Caught it while it was flying
U 13.616-9: Gerty stifled a smothered exclamation and
gave a nervous cough and Edy asked what and she was just going to tell her to
catch it while it was flying but she was ever ladylike in her deportment so she
simply passed it off with consummate tact by saying that that was the
Gerty tells Edy Boardman to catch it while it’s flying, implying that Edy is too slow to have realised what is going on around her: time has passed and the moment has gone. It wasn’t a “ladylike” thing to say, which perhaps explains why documentary evidence for the expression before Joyce is quite hard to find. It seems, however, that he alighted upon a printed example in late 1919 or early 1920, as he listed the phrase in one of his notesheets for the Nausicaa episode.1

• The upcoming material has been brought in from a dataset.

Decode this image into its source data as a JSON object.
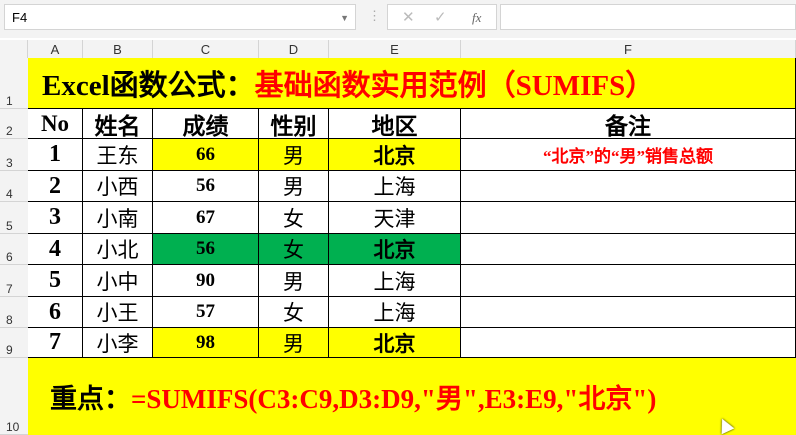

The expression had been in use for at least forty years by this time. In 1880 Peter Cobden wrote a short story called “An Angel in a Garret” for the New York Independent. It was widely syndicated, and the text is cited below from the Milan Exchange (Milan, Tennessee) on 25 March of that year. John Claverhouse laments the collapse of the stock market. His aunt Prilly has just dropped by:
It is not clear from the context whether the expression is Irish American, though Water Street in south Manhattan was an area populated by many Irish and Italian immigrants.

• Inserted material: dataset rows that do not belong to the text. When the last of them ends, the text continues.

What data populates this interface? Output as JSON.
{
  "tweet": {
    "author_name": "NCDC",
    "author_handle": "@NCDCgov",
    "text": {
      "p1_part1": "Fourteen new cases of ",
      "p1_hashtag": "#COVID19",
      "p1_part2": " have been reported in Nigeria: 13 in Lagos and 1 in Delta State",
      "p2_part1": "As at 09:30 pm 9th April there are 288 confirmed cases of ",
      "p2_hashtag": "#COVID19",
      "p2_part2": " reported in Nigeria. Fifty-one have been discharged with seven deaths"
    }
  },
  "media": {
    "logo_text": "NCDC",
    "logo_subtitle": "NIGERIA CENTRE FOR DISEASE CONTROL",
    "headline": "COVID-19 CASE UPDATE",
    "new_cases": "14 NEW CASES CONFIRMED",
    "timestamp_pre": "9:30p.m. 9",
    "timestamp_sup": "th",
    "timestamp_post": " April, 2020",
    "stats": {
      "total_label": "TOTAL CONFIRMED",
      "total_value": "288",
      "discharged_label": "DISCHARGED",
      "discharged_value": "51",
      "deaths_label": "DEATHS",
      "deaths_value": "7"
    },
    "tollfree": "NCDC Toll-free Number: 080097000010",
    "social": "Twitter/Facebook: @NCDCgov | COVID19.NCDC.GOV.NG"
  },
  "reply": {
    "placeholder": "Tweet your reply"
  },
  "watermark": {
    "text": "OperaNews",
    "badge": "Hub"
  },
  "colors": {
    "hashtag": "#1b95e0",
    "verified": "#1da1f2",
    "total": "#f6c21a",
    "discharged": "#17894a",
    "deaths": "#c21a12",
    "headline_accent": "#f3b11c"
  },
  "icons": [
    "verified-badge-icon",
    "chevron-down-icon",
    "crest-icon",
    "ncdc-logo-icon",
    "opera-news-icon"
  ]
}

Later nineteenth-century examples are predominantly American and in the context of commercial advertisements offering bargain prices for a short period:
For at least ten years, from 1897 until 1910, the variant “Catch it while it flies” was a standard slogan employed by a number of fuel companies to call attention to their special offers:

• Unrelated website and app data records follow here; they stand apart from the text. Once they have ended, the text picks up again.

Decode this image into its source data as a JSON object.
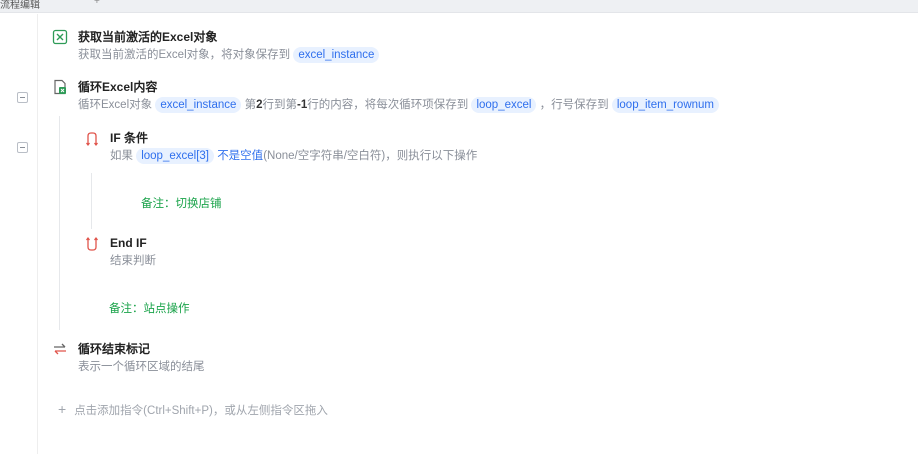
{
  "tabs": {
    "active": "流程编辑",
    "extra": "+"
  },
  "steps": [
    {
      "title": "获取当前激活的Excel对象",
      "desc_prefix": "获取当前激活的Excel对象，将对象保存到",
      "var": "excel_instance"
    },
    {
      "title": "循环Excel内容",
      "desc_prefix": "循环Excel对象",
      "var1": "excel_instance",
      "desc_mid1": "第",
      "start_row": "2",
      "desc_mid2": "行到第",
      "end_row": "-1",
      "desc_mid3": "行的内容，将每次循环项保存到",
      "var2": "loop_excel",
      "desc_mid4": "，行号保存到",
      "var3": "loop_item_rownum"
    },
    {
      "title": "IF 条件",
      "desc_prefix": "如果",
      "var": "loop_excel[3]",
      "keyword": "不是空值",
      "desc_suffix": "(None/空字符串/空白符)，则执行以下操作"
    },
    {
      "note": "备注：切换店铺"
    },
    {
      "title": "End IF",
      "desc": "结束判断"
    },
    {
      "note": "备注：站点操作"
    },
    {
      "title": "循环结束标记",
      "desc": "表示一个循环区域的结尾"
    }
  ],
  "add_hint": "点击添加指令(Ctrl+Shift+P)，或从左侧指令区拖入",
  "colors": {
    "accent": "#2f6fed",
    "var_bg": "#e8f1ff",
    "note": "#1aa34a",
    "muted": "#8a8f99"
  },
  "icons": [
    "excel-activate-icon",
    "excel-loop-icon",
    "if-branch-icon",
    "end-if-icon",
    "loop-end-icon",
    "plus-icon",
    "collapse-icon"
  ]
}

examples (post-Joyce) are Irish rather than American, such as this one from
William Kelley’s Gemini (1959: p.
In modern use the expression is often found in Irish contexts, though is not clear whether usage has been influenced by the occurrence of the phrase in Ulysses.
1 Phillip F. Herring Joyce’s Ulysses Notesheets in the British Museum (1972), p. 157
Joyce's Allusions >